It’s been a busy month and I couldn’t let it end without sharing some updates to some of my favorite applications and technologies.
Adobe Camera Raw 13.2
The first update is to Adobe Camera Raw (13.2). Adobe Camera Raw is the technology accessed from either Photoshop or Adobe Bridge to allow you to process your raw images (and JPGs) non-destructively. Normally it would be just support for new cameras and lenses, but this time there’s more. Adobe Camera Raw (ACR) has gained a great new feature called “Super Resolution” that allows you to double the resolution of your photo without losing quality. Also for people shooting in Raw on the iPhone 12 Pro and 12 Pro Max will be happy to see the new “Apple ProRAW” Profile.
Check out these features here:
What’s New in Lightroom Classic and Lightroom?
There were a few minor, but important updates to both Lightroom Classic and Lightroom.
It’s time for one of my favorite conferences and once I again I get to teach some of my favorite subjects. If you’re coming to Photoshop World 2018 in Orlando Florida I’ll be happy to see you in my classes:
On Thursday, May 31 you can join me in the Partner Pavilion – Adobe Theater for “Seven Ways to Improve Your Photos with Lightroom Classic CC”
As a portrait photographer I shoot in studio most of the time. One of the side benefits of shooting in a controlled environment like a studio is that you can also shoot tethered to your computer. I’ve been shooting tethered into Lightroom Classic CC for years. While every DSLR out there has a USB port (usually on the side) for image transfer, they are rarely designed for having the cable attached 100% of the time. This is to say that when you’re moving around the cable itself can get pulled and stress the port that it’s plugged into. Unfortunately that stress over time can actually break the connection inside the camera resulting in an expensive repair. Back when I was shooting a D700 I had to have it repaired twice. Just recently I had to have my Nikon D810 repaired. That repair was the most expensive to the tune of a few hundred dollars because it involves having to replace the logic board in the camera.

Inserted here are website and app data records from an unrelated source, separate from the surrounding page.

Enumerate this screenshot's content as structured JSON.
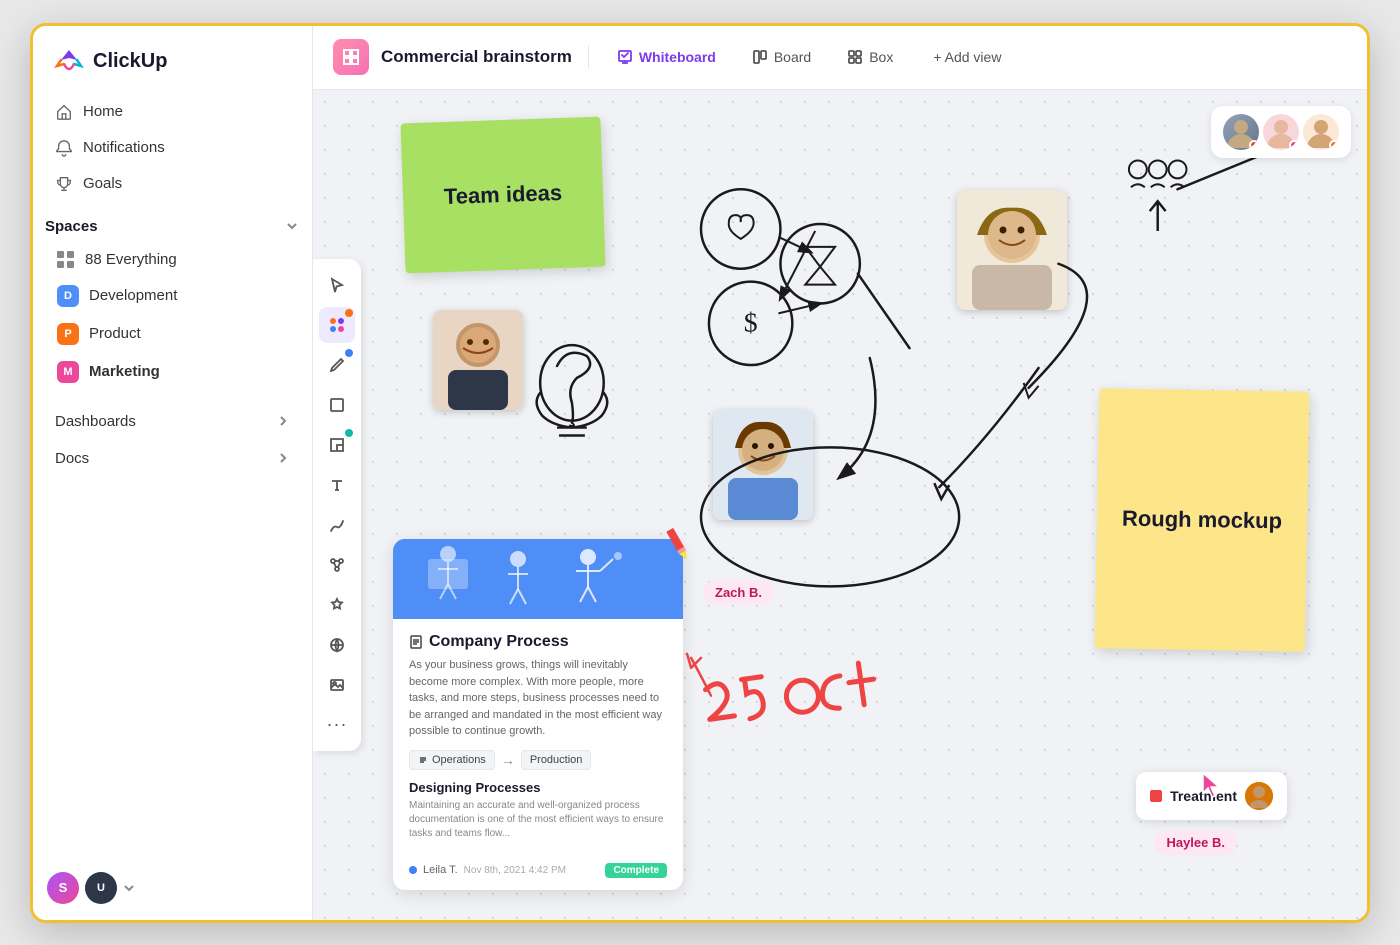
{
  "app": {
    "name": "ClickUp"
  },
  "sidebar": {
    "nav": [
      {
        "id": "home",
        "label": "Home",
        "icon": "home-icon"
      },
      {
        "id": "notifications",
        "label": "Notifications",
        "icon": "bell-icon"
      },
      {
        "id": "goals",
        "label": "Goals",
        "icon": "trophy-icon"
      }
    ],
    "spaces_label": "Spaces",
    "spaces": [
      {
        "id": "everything",
        "label": "Everything",
        "count": "88",
        "color": "",
        "letter": ""
      },
      {
        "id": "development",
        "label": "Development",
        "color": "#4f8ef7",
        "letter": "D"
      },
      {
        "id": "product",
        "label": "Product",
        "color": "#f97316",
        "letter": "P"
      },
      {
        "id": "marketing",
        "label": "Marketing",
        "color": "#ec4899",
        "letter": "M",
        "bold": true
      }
    ],
    "sections": [
      {
        "id": "dashboards",
        "label": "Dashboards"
      },
      {
        "id": "docs",
        "label": "Docs"
      }
    ],
    "bottom_users": [
      "S",
      "U"
    ]
  },
  "topbar": {
    "board_title": "Commercial brainstorm",
    "views": [
      {
        "id": "whiteboard",
        "label": "Whiteboard",
        "active": true,
        "icon": "whiteboard-icon"
      },
      {
        "id": "board",
        "label": "Board",
        "active": false,
        "icon": "board-icon"
      },
      {
        "id": "box",
        "label": "Box",
        "active": false,
        "icon": "box-icon"
      }
    ],
    "add_view_label": "+ Add view"
  },
  "whiteboard": {
    "sticky_green": {
      "text": "Team ideas"
    },
    "sticky_yellow": {
      "text": "Rough mockup"
    },
    "doc_card": {
      "title": "Company Process",
      "description": "As your business grows, things will inevitably become more complex. With more people, more tasks, and more steps, business processes need to be arranged and mandated in the most efficient way possible to continue growth.",
      "flow_from": "Operations",
      "flow_to": "Production",
      "section_title": "Designing Processes",
      "section_text": "Maintaining an accurate and well-organized process documentation is one of the most efficient ways to ensure tasks and teams flow...",
      "user": "Leila T.",
      "date": "Nov 8th, 2021 4:42 PM",
      "status": "Complete"
    },
    "treatment_label": "Treatment",
    "user_labels": {
      "zach": "Zach B.",
      "haylee": "Haylee B."
    },
    "oct_text": "25 oct"
  },
  "collab_avatars": [
    {
      "id": "avatar1",
      "dot_color": "red"
    },
    {
      "id": "avatar2",
      "dot_color": "pink"
    },
    {
      "id": "avatar3",
      "dot_color": "orange"
    }
  ]
}
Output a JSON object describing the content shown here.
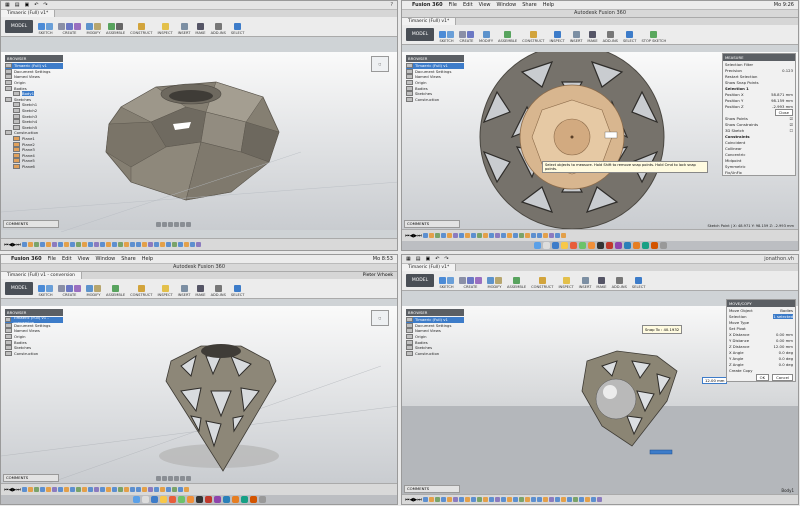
{
  "panel1": {
    "tab": "Timaeric (Full) v1*",
    "workspace": "MODEL",
    "groups": [
      "SKETCH",
      "CREATE",
      "MODIFY",
      "ASSEMBLE",
      "CONSTRUCT",
      "INSPECT",
      "INSERT",
      "MAKE",
      "ADD-INS",
      "SELECT"
    ],
    "browser_header": "BROWSER",
    "browser_items": [
      "Timaeric (Full) v1",
      "Document Settings",
      "Named Views",
      "Origin",
      "Bodies",
      "Body1",
      "Sketches",
      "Sketch1",
      "Sketch2",
      "Sketch3",
      "Sketch4",
      "Sketch5",
      "Construction",
      "Plane1",
      "Plane2",
      "Plane3",
      "Plane4",
      "Plane5",
      "Plane6"
    ],
    "comments": "COMMENTS"
  },
  "panel2": {
    "mac_app": "Fusion 360",
    "mac_menu": [
      "File",
      "Edit",
      "View",
      "Window",
      "Share",
      "Help"
    ],
    "window_title": "Autodesk Fusion 360",
    "clock": "Mo 9:26",
    "tab": "Timaeric (Full) v1*",
    "workspace": "MODEL",
    "groups": [
      "SKETCH",
      "CREATE",
      "MODIFY",
      "ASSEMBLE",
      "CONSTRUCT",
      "INSPECT",
      "INSERT",
      "MAKE",
      "ADD-INS",
      "SELECT",
      "STOP SKETCH"
    ],
    "browser_header": "BROWSER",
    "browser_items": [
      "Timaeric (Full) v1",
      "Document Settings",
      "Named Views",
      "Origin",
      "Bodies",
      "Sketches",
      "Construction"
    ],
    "measure_title": "MEASURE",
    "measure_rows": [
      [
        "Selection Filter",
        ""
      ],
      [
        "Precision",
        "0.123"
      ],
      [
        "Restart Selection",
        ""
      ],
      [
        "Show Snap Points",
        ""
      ],
      [
        "Selection 1",
        ""
      ],
      [
        "Position X",
        "58.871 mm"
      ],
      [
        "Position Y",
        "98.159 mm"
      ],
      [
        "Position Z",
        "-2.993 mm"
      ]
    ],
    "measure_close": "Close",
    "display_rows": [
      "Show Points",
      "Show Constraints",
      "3D Sketch"
    ],
    "constraints_header": "Constraints",
    "constraints": [
      "Coincident",
      "Collinear",
      "Concentric",
      "Midpoint",
      "Symmetric",
      "Fix/UnFix"
    ],
    "tooltip": "Select objects to measure. Hold Shift to remove snap points. Hold Cmd to lock snap points.",
    "status": "Sketch Point | X: 48.971 Y: 98.159 Z: -2.993 mm",
    "comments": "COMMENTS"
  },
  "panel3": {
    "mac_app": "Fusion 360",
    "mac_menu": [
      "File",
      "Edit",
      "View",
      "Window",
      "Share",
      "Help"
    ],
    "window_title": "Autodesk Fusion 360",
    "clock": "Mo 8:53",
    "user": "Pieter Vrhoek",
    "tab": "Timaeric (Full) v1 - conversion",
    "workspace": "MODEL",
    "groups": [
      "SKETCH",
      "CREATE",
      "MODIFY",
      "ASSEMBLE",
      "CONSTRUCT",
      "INSPECT",
      "INSERT",
      "MAKE",
      "ADD-INS",
      "SELECT"
    ],
    "browser_header": "BROWSER",
    "browser_items": [
      "Timaeric (Full) v1 - conversion",
      "Document Settings",
      "Named Views",
      "Origin",
      "Bodies",
      "Sketches",
      "Construction"
    ],
    "comments": "COMMENTS"
  },
  "panel4": {
    "tab": "Timaeric (Full) v1*",
    "user": "jonathon.vh",
    "workspace": "MODEL",
    "groups": [
      "SKETCH",
      "CREATE",
      "MODIFY",
      "ASSEMBLE",
      "CONSTRUCT",
      "INSPECT",
      "INSERT",
      "MAKE",
      "ADD-INS",
      "SELECT"
    ],
    "browser_header": "BROWSER",
    "browser_items": [
      "Timaeric (Full) v1",
      "Document Settings",
      "Named Views",
      "Origin",
      "Bodies",
      "Sketches",
      "Construction"
    ],
    "move_title": "MOVE/COPY",
    "move_rows": [
      [
        "Move Object",
        "Bodies"
      ],
      [
        "Selection",
        "1 selected"
      ],
      [
        "Move Type",
        ""
      ],
      [
        "Set Pivot",
        ""
      ],
      [
        "X Distance",
        "0.00 mm"
      ],
      [
        "Y Distance",
        "0.00 mm"
      ],
      [
        "Z Distance",
        "12.00 mm"
      ],
      [
        "X Angle",
        "0.0 deg"
      ],
      [
        "Y Angle",
        "0.0 deg"
      ],
      [
        "Z Angle",
        "0.0 deg"
      ],
      [
        "Create Copy",
        ""
      ]
    ],
    "ok": "OK",
    "cancel": "Cancel",
    "snap_tip": "Snap To : 40.1932",
    "dim_value": "12.00 mm",
    "status": "Body1",
    "comments": "COMMENTS"
  },
  "colors": {
    "accent": "#3d7cc9",
    "model": "#8b8577",
    "highlight": "#d8b68f"
  }
}
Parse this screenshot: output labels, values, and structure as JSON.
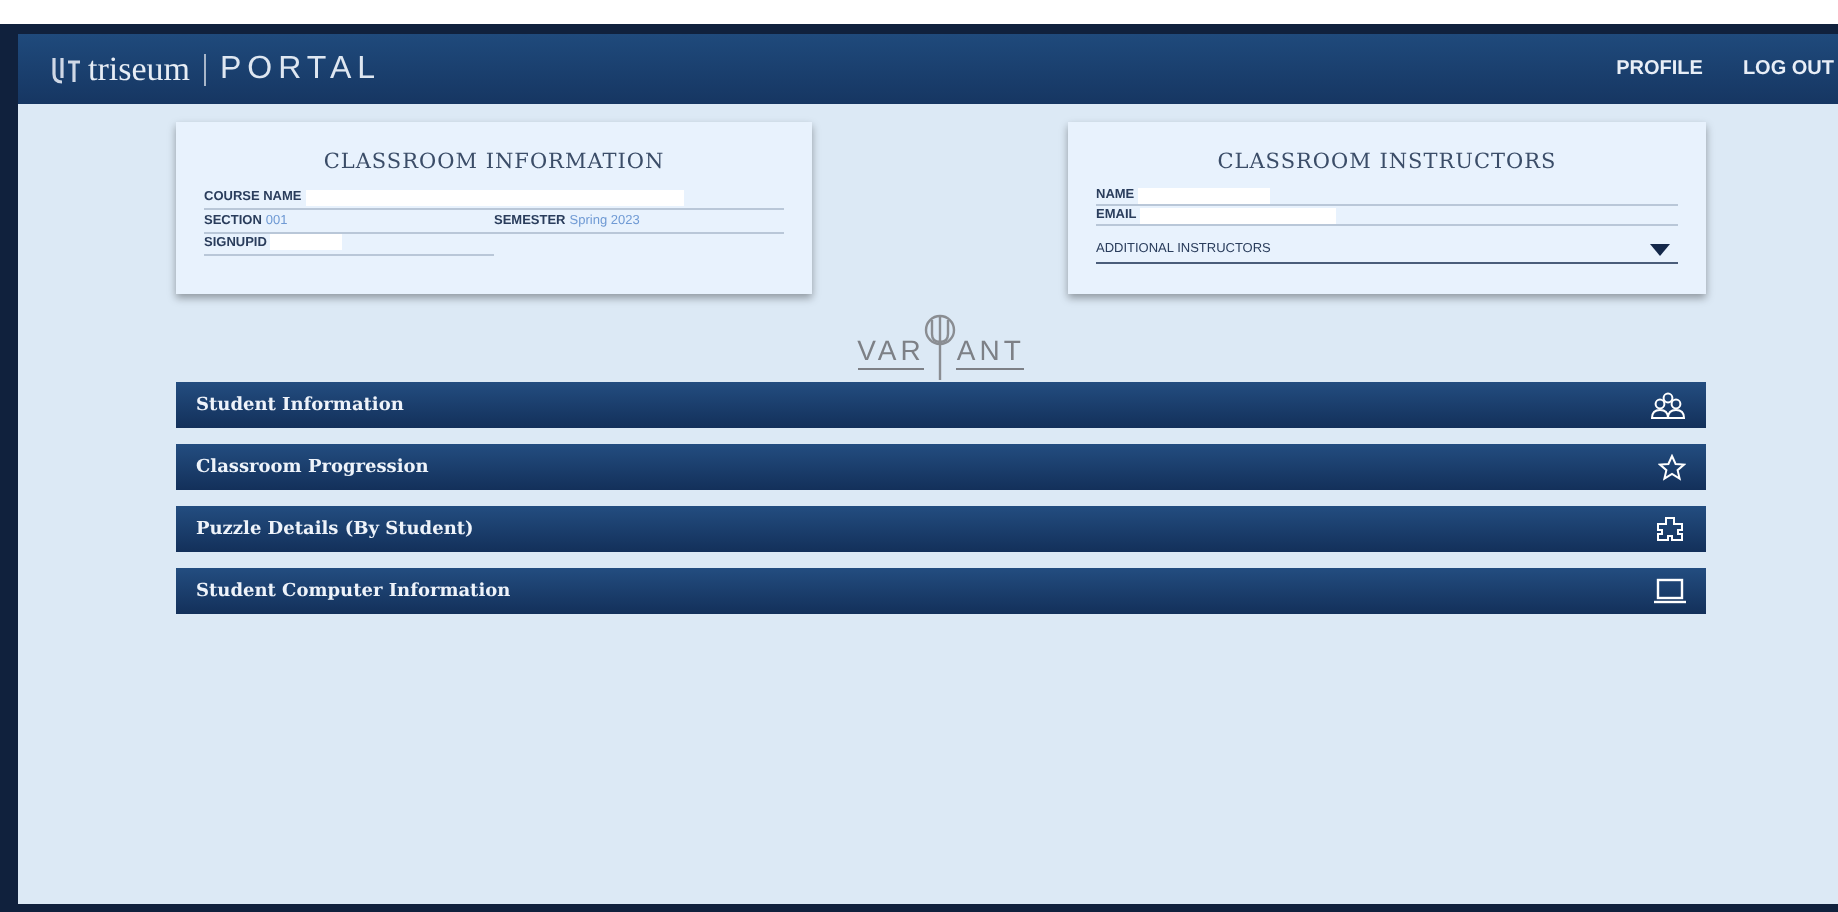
{
  "header": {
    "logo": "triseum",
    "title": "PORTAL",
    "nav": [
      {
        "label": "PROFILE"
      },
      {
        "label": "LOG OUT"
      }
    ]
  },
  "classroom_information": {
    "title": "CLASSROOM INFORMATION",
    "course_name_label": "COURSE NAME",
    "section_label": "SECTION",
    "section": "001",
    "semester_label": "SEMESTER",
    "semester": "Spring 2023",
    "signupid_label": "SIGNUPID"
  },
  "classroom_instructors": {
    "title": "CLASSROOM INSTRUCTORS",
    "name_label": "NAME",
    "email_label": "EMAIL",
    "additional": "ADDITIONAL INSTRUCTORS"
  },
  "game_logo": {
    "left": "VAR",
    "right": "ANT"
  },
  "sections": [
    {
      "label": "Student Information",
      "kind": "people"
    },
    {
      "label": "Classroom Progression",
      "kind": "star"
    },
    {
      "label": "Puzzle Details (By Student)",
      "kind": "puzzle"
    },
    {
      "label": "Student Computer Information",
      "kind": "laptop"
    }
  ]
}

Reduce the stress and save the port with a TetherBlock
“Auto” just got a whole lot more, well “Auto.” The NEW Auto Settings are powered by Adobe’s artificial intelligence “Adobe Sensei” Now instead of Auto doing the same thing to every photo based on a few parameters, the NEW Auto Settings will give you better results by actually analyzing your photo and comparing it to thousands of professionally edited photos to create a better result. This new option is now available across the board in Lightroom Classic CC, Lightroom CC and Lightroom CC on your mobile devices. The New Auto may or may not be your final edit, but even in situations where you want to do more to the image, it provides a much better starting point.
Last week during Adobe MAX, Adobe took the wraps off its new photography system: Lightroom CC. Wait, wasn’t there already a Lightroom CC? Yes. Let me try to clear up some confusion I’ve seen out there. First off if you were already using Lightroom CC the good news is that Lightroom Classic CC is the same product that you’ve invested time in to learn and have been using for years. There is one change though besides the name. It’s much faster in most areas than it was before. The team has spent the last several months boosting the performance of Lightroom Classic CC, which is what we all wanted.
OK then what is Lightroom CC? The existing version of Lightroom has been branded Lightroom Classic CC and there is a brand new built from the ground up application called Lightroom CC. This new desktop application now fits in the Lightroom CC family as a seamless way for photographers to have their images everywhere.
Didn’t Lightroom (Classic) CC have the ability to sync my photos and have them everywhere? Not completely. If you import images into Lightroom Classic CC, you still have the ability to sync images, but what gets sync’d are smart previews and not the original full resolution JPEG and Raw files. Now with the NEW Lightroom CC you get full resolution files sync’d and backed up to the cloud no matter where you import them from. If I import my DSLR raw images they get sync’d to the cloud. If I shoot into the Lightroom CC app on my iPhone or iPad (yes Android too) the full resolution JPEGs or Raw files get sync’d to the cloud and appear everywhere.
Should I use Lightroom CC or Lightroom Classic CC?
Happy summer folks. I’m just getting back from my second visit to Iceland and just in time to share with you the news about today’s update to Lightroom for Mobile on both iOS and Android. I put together this video to walk you through the new features:
I finally got a chance to put my new Lightroom USB Backlit Keyboard to use. Editors Keys has been making dedicated application keyboards and keyboard covers for years. I typically go for the keyboard covers for my MacBook Pro, but when I’m at my desk I had been using a full size Apple USB keyboard. The Apple keyboard is not backlit. I use Lightroom everyday. So if there was a application keyboard to choose for me it would be Lightroom (or Photoshop).